____ RECORD EXTRACTS
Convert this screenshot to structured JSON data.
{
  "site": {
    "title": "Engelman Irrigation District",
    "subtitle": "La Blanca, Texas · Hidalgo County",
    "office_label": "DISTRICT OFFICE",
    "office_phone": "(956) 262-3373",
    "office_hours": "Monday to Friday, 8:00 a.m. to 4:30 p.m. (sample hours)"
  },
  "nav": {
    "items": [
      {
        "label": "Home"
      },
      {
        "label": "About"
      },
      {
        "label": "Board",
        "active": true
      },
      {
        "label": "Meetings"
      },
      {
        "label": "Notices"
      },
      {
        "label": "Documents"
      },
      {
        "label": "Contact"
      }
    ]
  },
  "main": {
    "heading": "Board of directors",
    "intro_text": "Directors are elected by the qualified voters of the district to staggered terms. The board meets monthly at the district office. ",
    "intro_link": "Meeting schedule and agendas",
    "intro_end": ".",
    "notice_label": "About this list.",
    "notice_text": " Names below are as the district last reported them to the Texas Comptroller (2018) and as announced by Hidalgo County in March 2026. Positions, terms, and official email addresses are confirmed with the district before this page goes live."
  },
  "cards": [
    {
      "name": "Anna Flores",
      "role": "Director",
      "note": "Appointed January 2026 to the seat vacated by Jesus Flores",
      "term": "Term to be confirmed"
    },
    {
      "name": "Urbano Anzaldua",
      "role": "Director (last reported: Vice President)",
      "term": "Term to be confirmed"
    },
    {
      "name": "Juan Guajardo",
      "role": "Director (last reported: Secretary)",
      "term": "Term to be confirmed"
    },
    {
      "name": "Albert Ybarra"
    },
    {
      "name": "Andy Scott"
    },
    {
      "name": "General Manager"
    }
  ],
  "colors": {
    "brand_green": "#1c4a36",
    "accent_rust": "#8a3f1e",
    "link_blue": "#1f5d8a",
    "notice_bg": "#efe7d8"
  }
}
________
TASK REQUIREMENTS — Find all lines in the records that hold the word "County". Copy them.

RESULT BELOW —
    "subtitle": "La Blanca, Texas · Hidalgo County",
    "notice_text": " Names below are as the district last reported them to the Texas Comptroller (2018) and as announced by Hidalgo County in March 2026. Positions, terms, and official email addresses are confirmed with the district before this page goes live."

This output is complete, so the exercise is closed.